::: RECORDS SHOWN :::

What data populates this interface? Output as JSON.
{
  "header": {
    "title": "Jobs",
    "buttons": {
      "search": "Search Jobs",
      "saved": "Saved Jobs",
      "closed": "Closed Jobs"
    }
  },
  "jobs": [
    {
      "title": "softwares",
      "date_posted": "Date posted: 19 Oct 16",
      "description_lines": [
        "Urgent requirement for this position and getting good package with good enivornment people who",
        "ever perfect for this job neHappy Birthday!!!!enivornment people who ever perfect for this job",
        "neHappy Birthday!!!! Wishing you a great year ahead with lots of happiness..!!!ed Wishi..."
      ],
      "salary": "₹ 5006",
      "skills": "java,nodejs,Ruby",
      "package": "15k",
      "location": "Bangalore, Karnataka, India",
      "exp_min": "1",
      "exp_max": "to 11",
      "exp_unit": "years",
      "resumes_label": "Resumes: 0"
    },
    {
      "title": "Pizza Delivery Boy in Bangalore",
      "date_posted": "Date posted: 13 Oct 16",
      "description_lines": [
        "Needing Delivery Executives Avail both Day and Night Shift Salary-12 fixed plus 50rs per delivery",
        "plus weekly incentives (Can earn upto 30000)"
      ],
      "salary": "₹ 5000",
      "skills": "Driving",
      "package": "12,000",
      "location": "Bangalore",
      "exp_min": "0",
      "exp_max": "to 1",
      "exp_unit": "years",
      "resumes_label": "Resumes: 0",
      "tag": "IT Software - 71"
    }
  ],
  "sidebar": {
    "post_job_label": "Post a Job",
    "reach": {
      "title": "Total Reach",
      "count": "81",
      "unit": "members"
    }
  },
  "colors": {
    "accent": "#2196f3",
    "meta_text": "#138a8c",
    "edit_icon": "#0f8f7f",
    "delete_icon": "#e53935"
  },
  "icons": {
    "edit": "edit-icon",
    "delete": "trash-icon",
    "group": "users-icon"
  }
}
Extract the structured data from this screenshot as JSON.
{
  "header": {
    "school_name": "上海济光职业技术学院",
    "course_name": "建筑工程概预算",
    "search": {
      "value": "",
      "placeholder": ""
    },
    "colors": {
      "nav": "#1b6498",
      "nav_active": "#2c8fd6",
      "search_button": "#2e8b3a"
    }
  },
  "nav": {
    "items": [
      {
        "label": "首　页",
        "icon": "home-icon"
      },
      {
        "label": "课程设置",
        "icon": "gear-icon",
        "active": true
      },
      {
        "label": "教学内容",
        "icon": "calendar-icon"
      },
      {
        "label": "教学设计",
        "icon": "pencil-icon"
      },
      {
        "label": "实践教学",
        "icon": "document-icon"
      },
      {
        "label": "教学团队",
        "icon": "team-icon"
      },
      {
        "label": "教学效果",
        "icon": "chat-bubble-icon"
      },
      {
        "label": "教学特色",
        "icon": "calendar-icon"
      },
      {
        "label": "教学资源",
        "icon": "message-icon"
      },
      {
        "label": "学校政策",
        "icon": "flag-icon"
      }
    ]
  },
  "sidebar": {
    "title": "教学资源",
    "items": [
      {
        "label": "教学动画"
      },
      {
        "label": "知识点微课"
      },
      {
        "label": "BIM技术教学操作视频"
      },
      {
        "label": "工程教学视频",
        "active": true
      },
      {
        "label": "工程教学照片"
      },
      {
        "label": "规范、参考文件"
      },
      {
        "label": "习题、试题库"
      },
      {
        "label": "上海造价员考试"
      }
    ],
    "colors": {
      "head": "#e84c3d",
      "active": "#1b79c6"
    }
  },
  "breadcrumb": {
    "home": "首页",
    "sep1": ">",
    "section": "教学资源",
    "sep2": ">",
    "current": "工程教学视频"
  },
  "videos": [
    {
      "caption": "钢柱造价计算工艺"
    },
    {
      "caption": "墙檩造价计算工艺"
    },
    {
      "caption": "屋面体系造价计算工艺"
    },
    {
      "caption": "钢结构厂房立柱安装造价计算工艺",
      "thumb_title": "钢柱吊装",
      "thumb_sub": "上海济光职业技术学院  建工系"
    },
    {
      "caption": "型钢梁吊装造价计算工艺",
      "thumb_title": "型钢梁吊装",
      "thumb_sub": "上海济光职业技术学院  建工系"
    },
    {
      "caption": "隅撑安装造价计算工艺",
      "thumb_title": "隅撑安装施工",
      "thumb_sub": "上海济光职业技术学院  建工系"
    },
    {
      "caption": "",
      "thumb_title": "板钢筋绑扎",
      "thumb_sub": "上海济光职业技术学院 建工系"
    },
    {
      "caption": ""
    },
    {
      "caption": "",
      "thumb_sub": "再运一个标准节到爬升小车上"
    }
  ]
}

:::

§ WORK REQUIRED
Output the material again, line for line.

§ COMPLETED TASK
What data populates this interface? Output as JSON.
{
  "header": {
    "title": "Jobs",
    "buttons": {
      "search": "Search Jobs",
      "saved": "Saved Jobs",
      "closed": "Closed Jobs"
    }
  },
  "jobs": [
    {
      "title": "softwares",
      "date_posted": "Date posted: 19 Oct 16",
      "description_lines": [
        "Urgent requirement for this position and getting good package with good enivornment people who",
        "ever perfect for this job neHappy Birthday!!!!enivornment people who ever perfect for this job",
        "neHappy Birthday!!!! Wishing you a great year ahead with lots of happiness..!!!ed Wishi..."
      ],
      "salary": "₹ 5006",
      "skills": "java,nodejs,Ruby",
      "package": "15k",
      "location": "Bangalore, Karnataka, India",
      "exp_min": "1",
      "exp_max": "to 11",
      "exp_unit": "years",
      "resumes_label": "Resumes: 0"
    },
    {
      "title": "Pizza Delivery Boy in Bangalore",
      "date_posted": "Date posted: 13 Oct 16",
      "description_lines": [
        "Needing Delivery Executives Avail both Day and Night Shift Salary-12 fixed plus 50rs per delivery",
        "plus weekly incentives (Can earn upto 30000)"
      ],
      "salary": "₹ 5000",
      "skills": "Driving",
      "package": "12,000",
      "location": "Bangalore",
      "exp_min": "0",
      "exp_max": "to 1",
      "exp_unit": "years",
      "resumes_label": "Resumes: 0",
      "tag": "IT Software - 71"
    }
  ],
  "sidebar": {
    "post_job_label": "Post a Job",
    "reach": {
      "title": "Total Reach",
      "count": "81",
      "unit": "members"
    }
  },
  "colors": {
    "accent": "#2196f3",
    "meta_text": "#138a8c",
    "edit_icon": "#0f8f7f",
    "delete_icon": "#e53935"
  },
  "icons": {
    "edit": "edit-icon",
    "delete": "trash-icon",
    "group": "users-icon"
  }
}
Extract the structured data from this screenshot as JSON.
{
  "header": {
    "school_name": "上海济光职业技术学院",
    "course_name": "建筑工程概预算",
    "search": {
      "value": "",
      "placeholder": ""
    },
    "colors": {
      "nav": "#1b6498",
      "nav_active": "#2c8fd6",
      "search_button": "#2e8b3a"
    }
  },
  "nav": {
    "items": [
      {
        "label": "首　页",
        "icon": "home-icon"
      },
      {
        "label": "课程设置",
        "icon": "gear-icon",
        "active": true
      },
      {
        "label": "教学内容",
        "icon": "calendar-icon"
      },
      {
        "label": "教学设计",
        "icon": "pencil-icon"
      },
      {
        "label": "实践教学",
        "icon": "document-icon"
      },
      {
        "label": "教学团队",
        "icon": "team-icon"
      },
      {
        "label": "教学效果",
        "icon": "chat-bubble-icon"
      },
      {
        "label": "教学特色",
        "icon": "calendar-icon"
      },
      {
        "label": "教学资源",
        "icon": "message-icon"
      },
      {
        "label": "学校政策",
        "icon": "flag-icon"
      }
    ]
  },
  "sidebar": {
    "title": "教学资源",
    "items": [
      {
        "label": "教学动画"
      },
      {
        "label": "知识点微课"
      },
      {
        "label": "BIM技术教学操作视频"
      },
      {
        "label": "工程教学视频",
        "active": true
      },
      {
        "label": "工程教学照片"
      },
      {
        "label": "规范、参考文件"
      },
      {
        "label": "习题、试题库"
      },
      {
        "label": "上海造价员考试"
      }
    ],
    "colors": {
      "head": "#e84c3d",
      "active": "#1b79c6"
    }
  },
  "breadcrumb": {
    "home": "首页",
    "sep1": ">",
    "section": "教学资源",
    "sep2": ">",
    "current": "工程教学视频"
  },
  "videos": [
    {
      "caption": "钢柱造价计算工艺"
    },
    {
      "caption": "墙檩造价计算工艺"
    },
    {
      "caption": "屋面体系造价计算工艺"
    },
    {
      "caption": "钢结构厂房立柱安装造价计算工艺",
      "thumb_title": "钢柱吊装",
      "thumb_sub": "上海济光职业技术学院  建工系"
    },
    {
      "caption": "型钢梁吊装造价计算工艺",
      "thumb_title": "型钢梁吊装",
      "thumb_sub": "上海济光职业技术学院  建工系"
    },
    {
      "caption": "隅撑安装造价计算工艺",
      "thumb_title": "隅撑安装施工",
      "thumb_sub": "上海济光职业技术学院  建工系"
    },
    {
      "caption": "",
      "thumb_title": "板钢筋绑扎",
      "thumb_sub": "上海济光职业技术学院 建工系"
    },
    {
      "caption": ""
    },
    {
      "caption": "",
      "thumb_sub": "再运一个标准节到爬升小车上"
    }
  ]
}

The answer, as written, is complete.